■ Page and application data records

────────────────────

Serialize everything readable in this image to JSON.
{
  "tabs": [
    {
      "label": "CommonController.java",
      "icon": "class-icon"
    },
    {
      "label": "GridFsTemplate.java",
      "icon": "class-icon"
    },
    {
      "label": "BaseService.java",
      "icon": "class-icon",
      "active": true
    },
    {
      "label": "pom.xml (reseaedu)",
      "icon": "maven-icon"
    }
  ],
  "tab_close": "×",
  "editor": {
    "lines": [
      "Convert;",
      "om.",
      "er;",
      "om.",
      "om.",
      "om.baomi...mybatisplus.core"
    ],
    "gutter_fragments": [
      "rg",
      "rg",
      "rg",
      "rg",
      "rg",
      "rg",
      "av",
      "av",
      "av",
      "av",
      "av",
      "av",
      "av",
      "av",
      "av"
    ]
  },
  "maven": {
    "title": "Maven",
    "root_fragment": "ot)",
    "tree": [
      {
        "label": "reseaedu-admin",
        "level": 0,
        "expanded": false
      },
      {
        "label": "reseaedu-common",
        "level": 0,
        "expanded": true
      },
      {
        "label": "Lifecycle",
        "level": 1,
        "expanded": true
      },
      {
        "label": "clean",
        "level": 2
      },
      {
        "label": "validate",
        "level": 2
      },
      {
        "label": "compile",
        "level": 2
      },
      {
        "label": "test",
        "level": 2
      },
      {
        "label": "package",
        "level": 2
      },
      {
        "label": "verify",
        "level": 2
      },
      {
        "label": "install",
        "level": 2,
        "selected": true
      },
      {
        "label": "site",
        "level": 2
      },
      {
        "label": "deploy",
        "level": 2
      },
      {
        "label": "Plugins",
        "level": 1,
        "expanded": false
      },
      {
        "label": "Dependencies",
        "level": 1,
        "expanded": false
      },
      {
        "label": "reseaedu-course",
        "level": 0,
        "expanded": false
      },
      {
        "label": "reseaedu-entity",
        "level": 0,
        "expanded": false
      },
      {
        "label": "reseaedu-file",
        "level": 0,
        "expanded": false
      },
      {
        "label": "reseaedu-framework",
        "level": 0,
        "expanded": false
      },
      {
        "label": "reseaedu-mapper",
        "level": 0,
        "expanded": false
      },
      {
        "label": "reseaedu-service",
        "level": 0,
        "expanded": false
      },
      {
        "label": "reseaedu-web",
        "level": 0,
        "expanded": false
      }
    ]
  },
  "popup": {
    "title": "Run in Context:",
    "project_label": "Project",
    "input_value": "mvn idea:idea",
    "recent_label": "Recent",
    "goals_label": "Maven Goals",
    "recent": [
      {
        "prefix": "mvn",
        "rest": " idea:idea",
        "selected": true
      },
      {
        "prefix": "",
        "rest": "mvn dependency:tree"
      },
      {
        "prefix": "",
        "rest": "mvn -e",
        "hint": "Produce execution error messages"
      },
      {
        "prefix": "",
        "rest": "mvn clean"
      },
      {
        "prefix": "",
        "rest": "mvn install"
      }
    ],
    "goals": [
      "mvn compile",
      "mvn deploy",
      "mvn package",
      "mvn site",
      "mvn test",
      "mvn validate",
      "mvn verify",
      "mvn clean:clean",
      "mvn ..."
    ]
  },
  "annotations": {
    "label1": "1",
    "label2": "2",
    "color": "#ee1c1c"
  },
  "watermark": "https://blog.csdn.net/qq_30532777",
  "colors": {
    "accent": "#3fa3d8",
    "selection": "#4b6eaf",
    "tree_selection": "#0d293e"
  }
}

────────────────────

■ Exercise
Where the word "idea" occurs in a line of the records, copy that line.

■ Output for this task
    "input_value": "mvn idea:idea",
        "rest": " idea:idea",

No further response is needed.